“We will keep doing all we can to prevent tragedies like this from happening,” Facebook founder Mark Zuckerberg said a few months ago when the world was shocked by a murder broadcast by the murderer in real time on Facebook. This was not an isolated case. The online giant endured a wave of criticism because the video was not deleted by Facebook staff until two hours later. In the meantime, it was seen by 22,000 people, 1,200 of who shared it.
According to the Commission, companies operating on the Internet have actually begun doing something about the issue.
Jourová: They called me “the minister of truth”
It was Commissioner Jourová who opened the question of removing violent and hateful content from the Internet more than a year ago. Last May, the European Commission adopted a Code of Conduct that obliges online companies to review reported posts as quickly as possible and delete them immediately, if necessary. Although compliance with the Code is voluntary, firms such as Facebook, Twitter and YouTube did not hesitate to commit themselves to comply with it.
“A year ago, some argued that committing themselves to comply with the Code would jeopardise freedom of speech. Some even called me the minister of truth,” said Jourová.
The first assessment of compliance with the Code took place in December last year, not-so-positive results. For example, in Italy, only 4% of harmful content was removed from the Internet at that time.
Now, the European Commission has come up with another assessment, which has shown considerable progress. The efficiency and speed of removing hate content have improved considerably since December.
Companies have also increased reporting harmful content.
“I certainly don’t want companies that have committed themselves to comply with the Code to remove 100% of what someone reports because most of it is protected by the right to freedom of speech,” Jourová told EURACTIV.cz.
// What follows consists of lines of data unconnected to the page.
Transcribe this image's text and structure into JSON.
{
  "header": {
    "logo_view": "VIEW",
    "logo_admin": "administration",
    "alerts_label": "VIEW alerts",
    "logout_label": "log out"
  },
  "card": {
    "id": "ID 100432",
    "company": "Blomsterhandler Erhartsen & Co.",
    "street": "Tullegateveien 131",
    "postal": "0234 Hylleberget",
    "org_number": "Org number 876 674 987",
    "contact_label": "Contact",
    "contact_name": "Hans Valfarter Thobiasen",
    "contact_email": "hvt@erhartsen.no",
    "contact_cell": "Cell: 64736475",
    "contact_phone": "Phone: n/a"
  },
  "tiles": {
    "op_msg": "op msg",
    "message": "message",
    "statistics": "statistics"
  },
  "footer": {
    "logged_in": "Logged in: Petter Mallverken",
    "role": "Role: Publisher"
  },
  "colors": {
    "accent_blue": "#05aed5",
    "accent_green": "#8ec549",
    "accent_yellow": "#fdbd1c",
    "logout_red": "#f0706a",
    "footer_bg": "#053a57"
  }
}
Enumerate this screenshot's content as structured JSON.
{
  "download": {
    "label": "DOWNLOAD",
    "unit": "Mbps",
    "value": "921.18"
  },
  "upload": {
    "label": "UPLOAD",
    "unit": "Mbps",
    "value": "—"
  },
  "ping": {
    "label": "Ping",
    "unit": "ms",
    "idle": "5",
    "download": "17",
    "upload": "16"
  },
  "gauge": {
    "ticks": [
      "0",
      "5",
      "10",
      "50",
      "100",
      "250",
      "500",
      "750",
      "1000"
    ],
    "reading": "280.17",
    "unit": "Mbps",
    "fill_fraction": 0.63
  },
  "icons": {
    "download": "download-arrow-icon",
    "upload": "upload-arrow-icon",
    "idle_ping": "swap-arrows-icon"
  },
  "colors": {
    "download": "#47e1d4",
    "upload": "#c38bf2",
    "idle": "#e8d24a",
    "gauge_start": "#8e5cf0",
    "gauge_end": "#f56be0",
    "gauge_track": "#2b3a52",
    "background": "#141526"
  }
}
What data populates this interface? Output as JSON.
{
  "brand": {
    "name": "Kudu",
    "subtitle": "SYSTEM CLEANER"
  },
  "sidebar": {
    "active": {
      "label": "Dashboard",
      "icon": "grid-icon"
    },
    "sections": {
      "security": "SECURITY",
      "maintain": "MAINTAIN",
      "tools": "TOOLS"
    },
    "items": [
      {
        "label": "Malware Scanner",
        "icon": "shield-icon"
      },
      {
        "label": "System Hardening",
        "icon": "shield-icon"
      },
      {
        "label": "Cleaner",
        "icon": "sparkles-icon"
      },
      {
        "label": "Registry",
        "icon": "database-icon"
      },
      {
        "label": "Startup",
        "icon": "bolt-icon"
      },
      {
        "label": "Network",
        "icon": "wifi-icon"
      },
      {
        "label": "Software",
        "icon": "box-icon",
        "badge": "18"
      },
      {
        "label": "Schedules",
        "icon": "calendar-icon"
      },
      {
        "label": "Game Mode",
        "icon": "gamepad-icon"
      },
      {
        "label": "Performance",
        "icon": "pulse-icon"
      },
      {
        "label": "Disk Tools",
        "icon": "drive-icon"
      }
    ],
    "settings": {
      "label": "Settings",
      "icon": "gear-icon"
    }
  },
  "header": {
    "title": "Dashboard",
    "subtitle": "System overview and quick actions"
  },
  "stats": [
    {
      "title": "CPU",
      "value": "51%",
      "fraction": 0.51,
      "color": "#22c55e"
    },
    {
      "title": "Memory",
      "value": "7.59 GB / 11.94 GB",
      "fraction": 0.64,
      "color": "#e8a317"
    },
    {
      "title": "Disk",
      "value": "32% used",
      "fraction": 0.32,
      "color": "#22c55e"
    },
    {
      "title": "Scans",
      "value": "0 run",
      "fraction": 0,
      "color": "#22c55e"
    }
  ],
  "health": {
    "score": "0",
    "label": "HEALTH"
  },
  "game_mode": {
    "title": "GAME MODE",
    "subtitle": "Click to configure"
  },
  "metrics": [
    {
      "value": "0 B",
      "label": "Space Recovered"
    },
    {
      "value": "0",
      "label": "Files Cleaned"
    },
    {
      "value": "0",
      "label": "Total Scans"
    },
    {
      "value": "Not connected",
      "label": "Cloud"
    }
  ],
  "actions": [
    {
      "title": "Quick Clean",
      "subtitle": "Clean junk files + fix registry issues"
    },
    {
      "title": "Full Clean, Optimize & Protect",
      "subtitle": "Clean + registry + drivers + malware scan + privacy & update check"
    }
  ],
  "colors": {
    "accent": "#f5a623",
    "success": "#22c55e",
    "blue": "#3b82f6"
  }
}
“But if there are calls for violence or killing on the Internet, which is generally prohibited in Europe, they must act immediately,” the Commissioner added.
However, removal of online hate content is not just something called for by the Commission. In March, it was also supported by the European Parliament. At the end of May, ministers from the member states adopted a draft measure that would oblige Internet companies to delete such content.
“We are aware of the fact that companies cannot be held accountable until they know for sure that the reported content is illegal and inadmissible,” stressed German SPD lawmaker Petra Kammerevert (S&D). However, she believes that assessment of the content must be quick and accurate.
Only half of the content within 24 hours
The latest survey by the European Commission has shown that Facebook deletes illegal content in 66.5% of cases. In December, the company only did so in 28% of cases.
Twitter has also improved, being able to effectively delete over 37% of harmful content; six months ago, it only deleted 19% of such posts. YouTube deletes harmful content in two-thirds of cases.
However, what is also important is the time during which employees become familiar with the reported content and decide whether it should be deleted. Although Facebook, for example, employs thousands of people working 24 hours a day seven days a week for these purposes, only about 51% of the posts are handled by these employees during the first day from the moment they were reported. This is progress compared to 40% from last December, but there is still room for improvement.
“There is also a problem with complying with the time commitment, i.e. 24 hours, to review the reported posts. Even during this time, the consequences of failure to promptly remove the posts can be fatal,” says Jourová.
In addition, the survey shows that feedback should also be improved, especially for users reporting posts. Facebook puts emphasis on it, trying to “instruct” its users in 94% of cases. In contrast, Twitter only sends feedback in one-third of cases, and YouTube in only one-fifth.
Muslims, migrants and Jews
Last week, the European Parliament adopted a resolution concerning the fight against anti-Semitism in the EU.
“The number of anti-Semitic incidents in EU member states has risen significantly in recent years, as reported by the Organization for Security and Co-operation in Europe and the EU Agency for Fundamental Rights,” the document says, among other things.
This initiative seems necessary. The Commission’s survey has shown that nearly every tenth illegal and hateful post on the Internet is anti-Semitic.
However, the most important role is currently played by the ongoing migration crisis. Refugees, migrants and Muslims are the targets of 40% of hate content online.